• [Directions for this task] At the line containing "Decode this image", begin setting down the entries exactly, and stop only after the last line.

• [Exercise data]

=======

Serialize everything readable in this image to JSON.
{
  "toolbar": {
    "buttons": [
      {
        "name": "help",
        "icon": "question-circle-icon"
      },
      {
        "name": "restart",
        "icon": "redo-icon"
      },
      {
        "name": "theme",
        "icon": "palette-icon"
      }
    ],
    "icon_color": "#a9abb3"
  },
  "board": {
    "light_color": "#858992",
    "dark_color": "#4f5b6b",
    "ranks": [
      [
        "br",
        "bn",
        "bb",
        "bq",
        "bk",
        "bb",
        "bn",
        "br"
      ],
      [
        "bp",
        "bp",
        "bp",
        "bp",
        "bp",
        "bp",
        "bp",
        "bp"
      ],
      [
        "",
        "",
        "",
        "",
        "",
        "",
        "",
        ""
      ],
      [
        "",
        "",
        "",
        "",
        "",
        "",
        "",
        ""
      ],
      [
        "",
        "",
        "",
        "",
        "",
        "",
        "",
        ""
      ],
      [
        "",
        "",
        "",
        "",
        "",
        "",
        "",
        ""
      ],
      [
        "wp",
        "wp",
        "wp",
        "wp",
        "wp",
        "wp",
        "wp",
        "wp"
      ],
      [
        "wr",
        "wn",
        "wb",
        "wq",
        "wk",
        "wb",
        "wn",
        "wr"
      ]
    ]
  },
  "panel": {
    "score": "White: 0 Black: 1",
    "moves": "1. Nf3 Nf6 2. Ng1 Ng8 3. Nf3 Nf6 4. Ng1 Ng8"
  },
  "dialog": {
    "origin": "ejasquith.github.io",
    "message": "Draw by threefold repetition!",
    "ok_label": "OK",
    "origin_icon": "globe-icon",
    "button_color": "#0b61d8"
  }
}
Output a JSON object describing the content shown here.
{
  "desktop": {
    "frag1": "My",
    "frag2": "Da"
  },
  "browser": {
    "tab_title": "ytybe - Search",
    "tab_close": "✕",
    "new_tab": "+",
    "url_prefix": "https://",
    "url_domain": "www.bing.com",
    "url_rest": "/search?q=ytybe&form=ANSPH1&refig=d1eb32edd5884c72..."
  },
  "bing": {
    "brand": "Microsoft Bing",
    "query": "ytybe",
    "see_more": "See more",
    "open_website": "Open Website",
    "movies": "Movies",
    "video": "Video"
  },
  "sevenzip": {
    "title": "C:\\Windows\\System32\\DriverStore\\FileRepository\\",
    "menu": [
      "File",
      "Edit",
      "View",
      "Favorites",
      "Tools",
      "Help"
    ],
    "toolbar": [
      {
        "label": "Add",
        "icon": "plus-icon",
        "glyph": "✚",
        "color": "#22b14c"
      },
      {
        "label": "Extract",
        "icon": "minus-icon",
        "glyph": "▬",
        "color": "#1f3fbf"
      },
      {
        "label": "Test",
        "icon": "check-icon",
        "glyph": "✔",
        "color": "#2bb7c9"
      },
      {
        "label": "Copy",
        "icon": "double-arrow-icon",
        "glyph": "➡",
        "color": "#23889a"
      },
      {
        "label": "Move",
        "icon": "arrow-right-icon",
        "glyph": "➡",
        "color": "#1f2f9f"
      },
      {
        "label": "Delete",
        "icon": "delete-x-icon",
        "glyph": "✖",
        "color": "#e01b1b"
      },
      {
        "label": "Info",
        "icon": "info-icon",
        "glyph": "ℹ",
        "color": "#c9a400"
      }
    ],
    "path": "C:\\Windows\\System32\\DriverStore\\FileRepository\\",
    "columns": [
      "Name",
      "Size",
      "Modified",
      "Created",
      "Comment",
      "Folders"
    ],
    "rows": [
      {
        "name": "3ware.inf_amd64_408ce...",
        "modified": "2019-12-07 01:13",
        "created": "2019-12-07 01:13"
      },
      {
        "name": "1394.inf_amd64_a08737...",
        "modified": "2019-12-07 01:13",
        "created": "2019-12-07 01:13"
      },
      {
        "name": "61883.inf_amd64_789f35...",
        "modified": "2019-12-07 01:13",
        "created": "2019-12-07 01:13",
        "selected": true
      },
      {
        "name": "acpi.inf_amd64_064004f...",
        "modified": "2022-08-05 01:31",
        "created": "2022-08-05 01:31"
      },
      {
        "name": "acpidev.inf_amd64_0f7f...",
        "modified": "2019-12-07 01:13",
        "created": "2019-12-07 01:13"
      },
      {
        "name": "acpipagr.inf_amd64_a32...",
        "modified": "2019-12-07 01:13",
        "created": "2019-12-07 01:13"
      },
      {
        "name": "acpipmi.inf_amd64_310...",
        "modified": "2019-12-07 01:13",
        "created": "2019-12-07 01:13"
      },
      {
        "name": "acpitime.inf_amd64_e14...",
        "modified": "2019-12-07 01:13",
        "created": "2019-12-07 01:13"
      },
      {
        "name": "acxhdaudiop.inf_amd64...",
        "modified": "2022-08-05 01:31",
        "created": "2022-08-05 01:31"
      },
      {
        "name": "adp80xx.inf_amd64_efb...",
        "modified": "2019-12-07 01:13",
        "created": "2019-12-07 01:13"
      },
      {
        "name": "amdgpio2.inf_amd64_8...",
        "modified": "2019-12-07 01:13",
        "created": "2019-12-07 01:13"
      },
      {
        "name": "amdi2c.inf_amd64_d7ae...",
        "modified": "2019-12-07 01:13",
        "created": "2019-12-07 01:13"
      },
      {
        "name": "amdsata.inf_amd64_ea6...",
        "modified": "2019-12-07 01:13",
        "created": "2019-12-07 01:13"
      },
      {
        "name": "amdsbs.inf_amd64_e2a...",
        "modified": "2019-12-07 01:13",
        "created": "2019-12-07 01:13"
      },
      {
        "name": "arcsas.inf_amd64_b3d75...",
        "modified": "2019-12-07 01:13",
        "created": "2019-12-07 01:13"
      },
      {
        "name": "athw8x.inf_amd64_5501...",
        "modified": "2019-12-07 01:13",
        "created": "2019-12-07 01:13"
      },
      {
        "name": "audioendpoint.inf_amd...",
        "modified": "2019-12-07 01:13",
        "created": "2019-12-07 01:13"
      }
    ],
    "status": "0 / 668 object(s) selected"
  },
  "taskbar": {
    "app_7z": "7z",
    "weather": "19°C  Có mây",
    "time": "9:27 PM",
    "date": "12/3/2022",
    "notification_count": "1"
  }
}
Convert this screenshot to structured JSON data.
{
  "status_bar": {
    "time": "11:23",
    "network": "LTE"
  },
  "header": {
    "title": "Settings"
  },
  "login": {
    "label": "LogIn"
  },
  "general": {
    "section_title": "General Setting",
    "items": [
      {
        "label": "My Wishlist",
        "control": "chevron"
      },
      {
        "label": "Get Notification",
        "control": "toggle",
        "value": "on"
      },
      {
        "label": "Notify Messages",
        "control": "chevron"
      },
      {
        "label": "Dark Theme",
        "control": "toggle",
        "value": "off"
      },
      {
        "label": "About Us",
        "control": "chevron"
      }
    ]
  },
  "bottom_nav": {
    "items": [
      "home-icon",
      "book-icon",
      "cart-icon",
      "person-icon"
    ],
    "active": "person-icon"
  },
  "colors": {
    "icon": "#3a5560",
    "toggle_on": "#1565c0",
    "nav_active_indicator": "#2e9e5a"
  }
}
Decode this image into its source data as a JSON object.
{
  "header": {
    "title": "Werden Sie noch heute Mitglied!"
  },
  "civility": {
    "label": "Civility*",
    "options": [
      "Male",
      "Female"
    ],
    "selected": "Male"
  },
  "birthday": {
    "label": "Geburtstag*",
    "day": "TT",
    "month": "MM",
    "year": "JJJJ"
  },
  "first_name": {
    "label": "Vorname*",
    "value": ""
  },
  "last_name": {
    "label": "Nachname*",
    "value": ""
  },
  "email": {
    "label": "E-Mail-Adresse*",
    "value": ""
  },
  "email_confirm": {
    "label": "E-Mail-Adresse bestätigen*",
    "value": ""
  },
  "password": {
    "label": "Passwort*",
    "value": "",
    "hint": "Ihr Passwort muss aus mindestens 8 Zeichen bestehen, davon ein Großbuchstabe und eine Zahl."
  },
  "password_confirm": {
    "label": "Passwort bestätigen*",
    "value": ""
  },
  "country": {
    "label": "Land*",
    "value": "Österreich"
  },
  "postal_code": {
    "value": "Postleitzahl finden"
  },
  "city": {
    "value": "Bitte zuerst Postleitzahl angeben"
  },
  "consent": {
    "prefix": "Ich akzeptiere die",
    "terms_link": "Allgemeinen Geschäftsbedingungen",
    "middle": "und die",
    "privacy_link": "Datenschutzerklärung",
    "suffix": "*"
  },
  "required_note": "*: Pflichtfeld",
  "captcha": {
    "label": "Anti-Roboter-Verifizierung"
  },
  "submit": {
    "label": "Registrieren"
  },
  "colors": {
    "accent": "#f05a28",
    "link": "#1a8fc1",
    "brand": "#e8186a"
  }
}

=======

• [Completed exercise]
Decode this image into its source data as a JSON object.
{
  "header": {
    "title": "Werden Sie noch heute Mitglied!"
  },
  "civility": {
    "label": "Civility*",
    "options": [
      "Male",
      "Female"
    ],
    "selected": "Male"
  },
  "birthday": {
    "label": "Geburtstag*",
    "day": "TT",
    "month": "MM",
    "year": "JJJJ"
  },
  "first_name": {
    "label": "Vorname*",
    "value": ""
  },
  "last_name": {
    "label": "Nachname*",
    "value": ""
  },
  "email": {
    "label": "E-Mail-Adresse*",
    "value": ""
  },
  "email_confirm": {
    "label": "E-Mail-Adresse bestätigen*",
    "value": ""
  },
  "password": {
    "label": "Passwort*",
    "value": "",
    "hint": "Ihr Passwort muss aus mindestens 8 Zeichen bestehen, davon ein Großbuchstabe und eine Zahl."
  },
  "password_confirm": {
    "label": "Passwort bestätigen*",
    "value": ""
  },
  "country": {
    "label": "Land*",
    "value": "Österreich"
  },
  "postal_code": {
    "value": "Postleitzahl finden"
  },
  "city": {
    "value": "Bitte zuerst Postleitzahl angeben"
  },
  "consent": {
    "prefix": "Ich akzeptiere die",
    "terms_link": "Allgemeinen Geschäftsbedingungen",
    "middle": "und die",
    "privacy_link": "Datenschutzerklärung",
    "suffix": "*"
  },
  "required_note": "*: Pflichtfeld",
  "captcha": {
    "label": "Anti-Roboter-Verifizierung"
  },
  "submit": {
    "label": "Registrieren"
  },
  "colors": {
    "accent": "#f05a28",
    "link": "#1a8fc1",
    "brand": "#e8186a"
  }
}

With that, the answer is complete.